And it all began — in the pros, at least — 50 years ago with Pete Gogolak stepping back at Buffalo’s War Memorial Stadium and side-footing through a 13-yarder to give the Bills an early 3-0 lead in Week 1. Two seasons and 47 field goals later, Gogolak was in such demand that he jumped leagues and joined the Giants, a signing that intensified the AFL-NFL war and helped bring about the merger.

Yes, soccer-style kicking has made a huge mark on the game, though you don’t often hear someone express that opinion very loudly. This is, after all, American football, not the kind that’s so popular on the other side of the pond.
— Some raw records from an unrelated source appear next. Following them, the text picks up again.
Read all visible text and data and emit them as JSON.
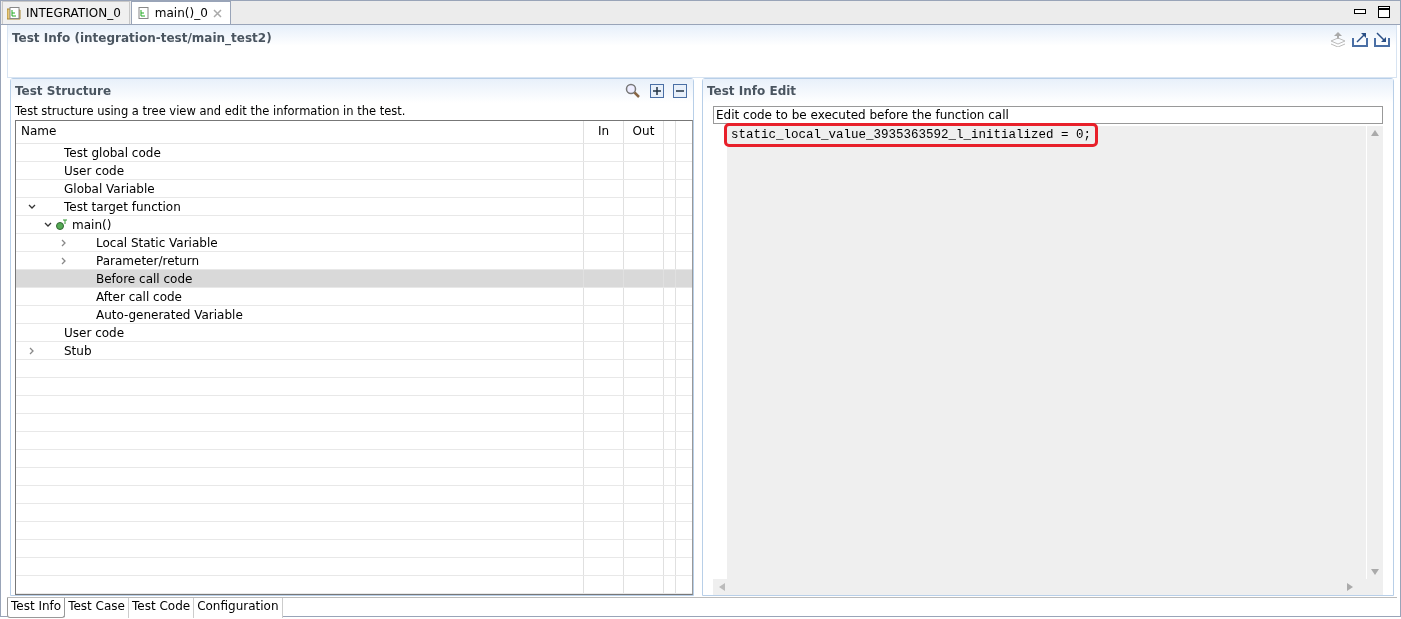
{
  "editor_tabs": [
    {
      "label": "INTEGRATION_0",
      "selected": false
    },
    {
      "label": "main()_0",
      "selected": true
    }
  ],
  "page_title": "Test Info (integration-test/main_test2)",
  "structure_panel": {
    "title": "Test Structure",
    "description": "Test structure using a tree view and edit the information in the test.",
    "columns": [
      "Name",
      "In",
      "Out"
    ],
    "tree": [
      {
        "label": "Test global code",
        "selected": false
      },
      {
        "label": "User code",
        "selected": false
      },
      {
        "label": "Global Variable",
        "selected": false
      },
      {
        "label": "Test target function",
        "selected": false,
        "expanded": true,
        "children": [
          {
            "label": "main()",
            "selected": false,
            "expanded": true,
            "kind": "function",
            "children": [
              {
                "label": "Local Static Variable",
                "selected": false,
                "expanded": false
              },
              {
                "label": "Parameter/return",
                "selected": false,
                "expanded": false
              },
              {
                "label": "Before call code",
                "selected": true
              },
              {
                "label": "After call code",
                "selected": false
              },
              {
                "label": "Auto-generated Variable",
                "selected": false
              }
            ]
          }
        ]
      },
      {
        "label": "User code",
        "selected": false
      },
      {
        "label": "Stub",
        "selected": false,
        "expanded": false
      }
    ]
  },
  "edit_panel": {
    "title": "Test Info Edit",
    "caption": "Edit code to be executed before the function call",
    "code_lines": [
      {
        "text": "static_local_value_3935363592_l_initialized = 0;",
        "highlighted": true
      }
    ]
  },
  "bottom_tabs": [
    {
      "label": "Test Info",
      "selected": true
    },
    {
      "label": "Test Case",
      "selected": false
    },
    {
      "label": "Test Code",
      "selected": false
    },
    {
      "label": "Configuration",
      "selected": false
    }
  ]
}
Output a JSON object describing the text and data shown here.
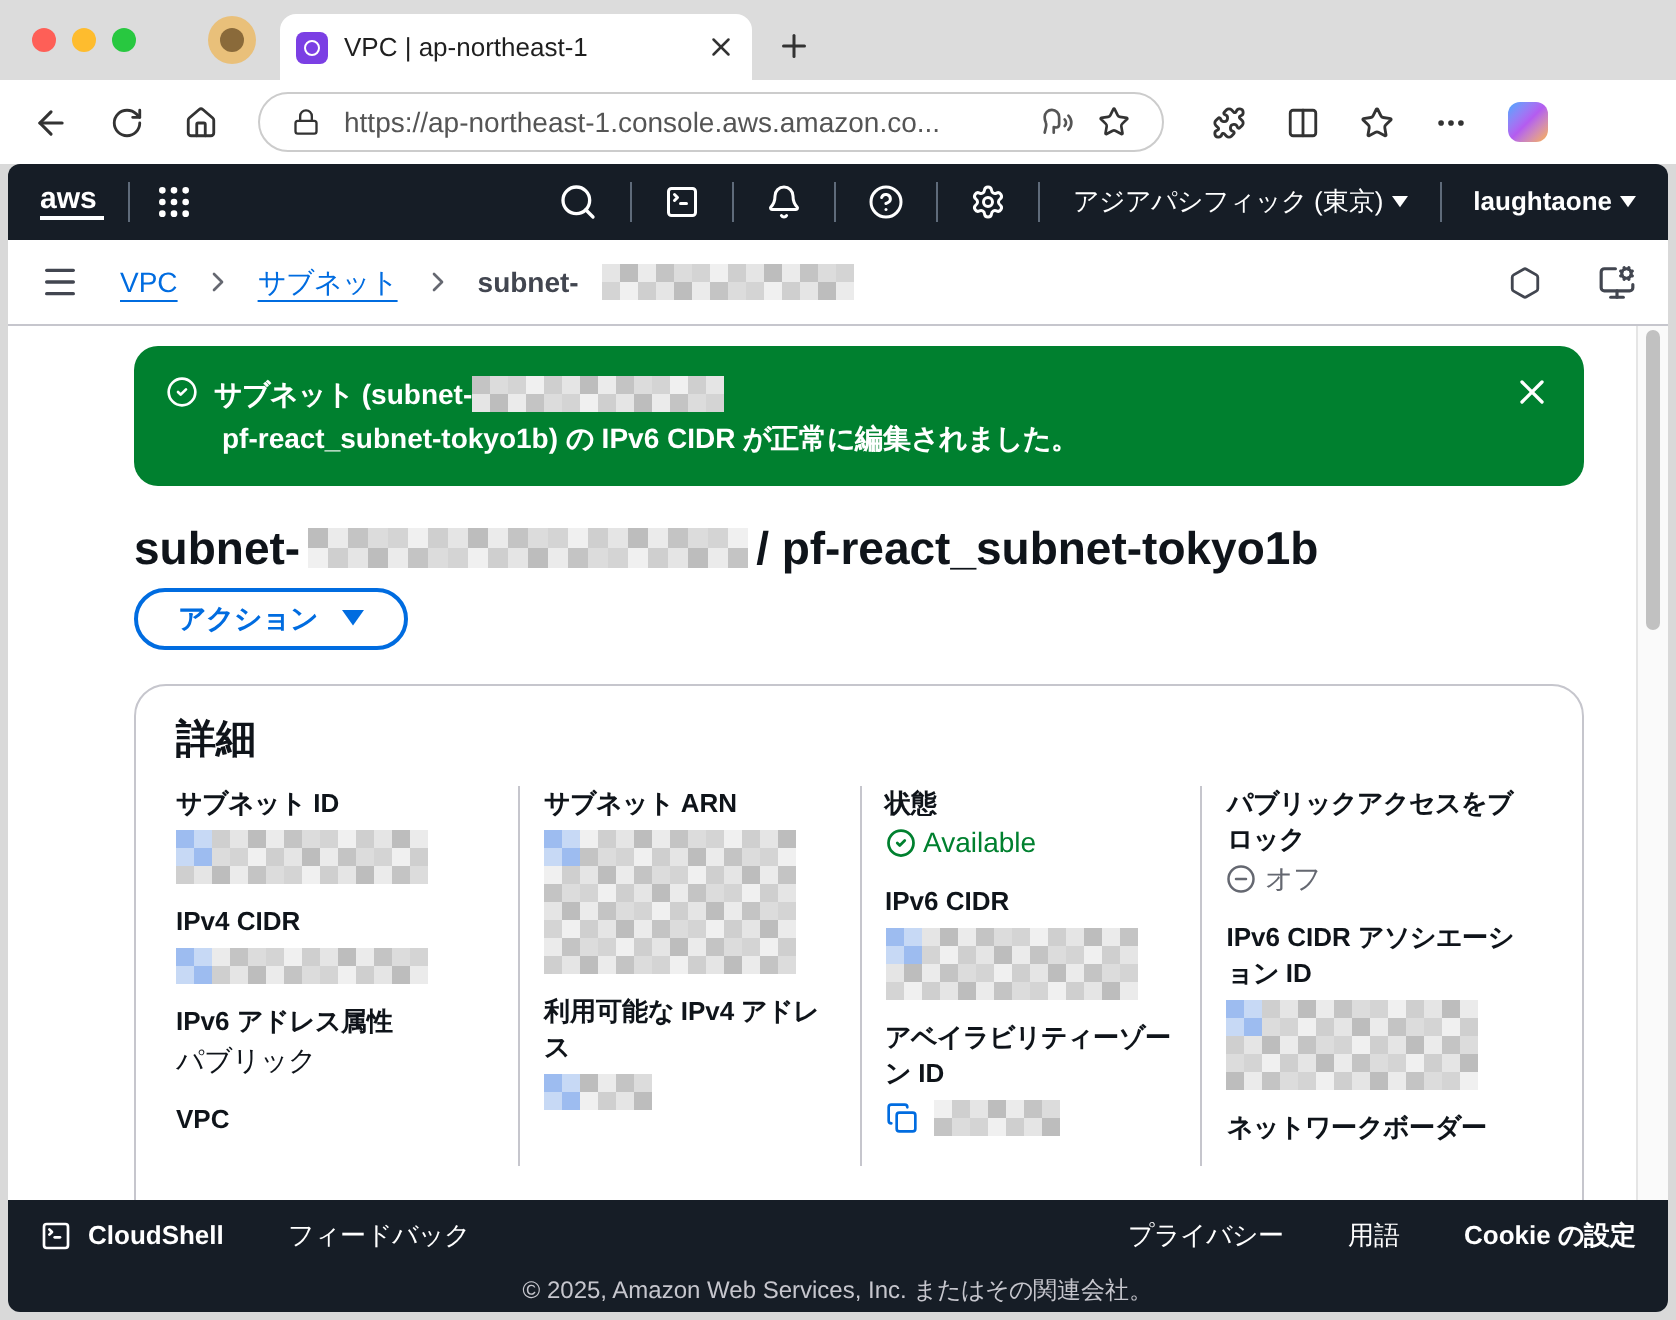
{
  "browser": {
    "tab_title": "VPC | ap-northeast-1",
    "url": "https://ap-northeast-1.console.aws.amazon.co..."
  },
  "topnav": {
    "logo": "aws",
    "region": "アジアパシフィック (東京)",
    "user": "laughtaone"
  },
  "breadcrumbs": [
    {
      "label": "VPC",
      "link": true
    },
    {
      "label": "サブネット",
      "link": true
    },
    {
      "label": "subnet-",
      "link": false
    }
  ],
  "flash": {
    "text_before": "サブネット (subnet-",
    "text_after": "pf-react_subnet-tokyo1b) の IPv6 CIDR が正常に編集されました。"
  },
  "title": {
    "prefix": "subnet-",
    "suffix": "/ pf-react_subnet-tokyo1b"
  },
  "actions_button": "アクション",
  "details": {
    "title": "詳細",
    "columns": [
      [
        {
          "label": "サブネット ID",
          "kind": "redacted"
        },
        {
          "label": "IPv4 CIDR",
          "kind": "redacted"
        },
        {
          "label": "IPv6 アドレス属性",
          "kind": "text",
          "value": "パブリック"
        },
        {
          "label": "VPC",
          "kind": "none"
        }
      ],
      [
        {
          "label": "サブネット ARN",
          "kind": "redacted"
        },
        {
          "label": "利用可能な IPv4 アドレス",
          "kind": "redacted"
        }
      ],
      [
        {
          "label": "状態",
          "kind": "status",
          "value": "Available"
        },
        {
          "label": "IPv6 CIDR",
          "kind": "redacted"
        },
        {
          "label": "アベイラビリティーゾーン ID",
          "kind": "copy"
        }
      ],
      [
        {
          "label": "パブリックアクセスをブロック",
          "kind": "off",
          "value": "オフ"
        },
        {
          "label": "IPv6 CIDR アソシエーション ID",
          "kind": "redacted"
        },
        {
          "label": "ネットワークボーダー",
          "kind": "none"
        }
      ]
    ]
  },
  "footer": {
    "cloudshell": "CloudShell",
    "feedback": "フィードバック",
    "links": [
      "プライバシー",
      "用語",
      "Cookie の設定"
    ],
    "copyright": "© 2025, Amazon Web Services, Inc. またはその関連会社。"
  }
}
It’s no coincidence that only one pure kicker, Jan Stenerud, has found his way into the Pro Football Hall of Fame. Maybe we’ll bat that subject around someday.

Sources: pro-football-reference, The National Forgotten League, The Associated Press.

R. C. Owens’ one-of-a-kind field goal block, revisited

History, as we all know, is a living thing. More information — better information — comes along, and the record gets revised. Earlier this week I published a post (and photo) about the Colts’ R. C. Owens blocking a field goal try in 1962 in a unique way: He stood back by the goal posts, jumped as high as he could and re-jected a kick attempted by the Redskins.

The newspaper accounts said it was an NFL first, and in all my research I’ve never come across another play like it. (I do remember seeing — on TV — a 1970 game between the Chiefs and Raiders in which Morris Stroud, the Chiefs’ 6-10 tight end, played “goalie” in the closing seconds and nearly blocked a 48-yarder by George Blanda (a boot that left the bitter rivals in a 17-17 deadlock). The Associated Press reported: “The ball barely made it over the crossbar and above the hands of . . . Stroud, who was stationed at the goal line.”

Reader/Facebook buddy/fellow blogger Jack Finarelli brought up another candidate in a comment: Erich Barnes, a six-time Pro Bowl cornerback with the Bears, Giants and Browns from 1958 to ’71. Wrote Jack: “I think I remember [him] doing this also in a game about 1961 or 1962. As I recall, it was considered a ‘blocked field goal’ and was open for recovery.”

So I did a little investigating. Turns out Barnes did do something like that — in 1969, when he was playing for Cleveland. (He may have done it as a Giant, too, but my search of The New York Times archive turned up nothing. It did, though, produce a photo of him blocking a field goal in the conventional fashion against the Rams in ’61.)

Screen Shot 2014-08-30 at 4.41.46 PM

 

Here’s the link to the Cleveland Plain Dealer’s story on The Game in Question. The relevant passage is as follows:

The Eagles got on the board in the second quarter after a freak play. Erich Barnes, who also was injured late in the game and may have a cracked rib, leaped high to deflect Sam Baker’s field goal bid.

Erich was playing right in front of the goal posts. He touched the ball and it bounced back in the playing field, where it was recovered by [Philadelphia’s] Tim Rossovich.

So the Eagles had a first down on the Cleveland 2-yard line. They took it into the end zone on two smashes by Tom Woodeshick.

Maybe that’s why Barnes’ play has been forgotten: because, unlike Owens’, it didn’t prevent the opponent from scoring. In fact, it cost the Browns four points — the difference between a field goal and a touchdown.

There’s also uncertainty about whether Baker’s boot would have gone through the uprights. According to United Press International, he “was short on a 44-yard field goal attempt, and Barnes, leaping high at the goal post in a bid to deflect the ball, batted it back on the playing field.”

Which is why it was a live ball — and why the Eagles were able retain possession. Had the kick gone into the end zone, as it (presumably) did in Owens’ case, it would have been ruled a touchback.

What we don’t know — because we don’t have the game film handy — is what UPI meant by “short.” It could have just meant the ball would have barely made it over to the crossbar. Or . . . it could have meant Barnes’ block was superfluous.

I’d like to think this blog can do this kind of stuff often — that is, try to get the facts as straight as we can. The truth, after all, is in the details.

Sources: newspaperarchive.com, The New York Times archive, Cleveland Plain Dealer archive, pro-football-reference.com.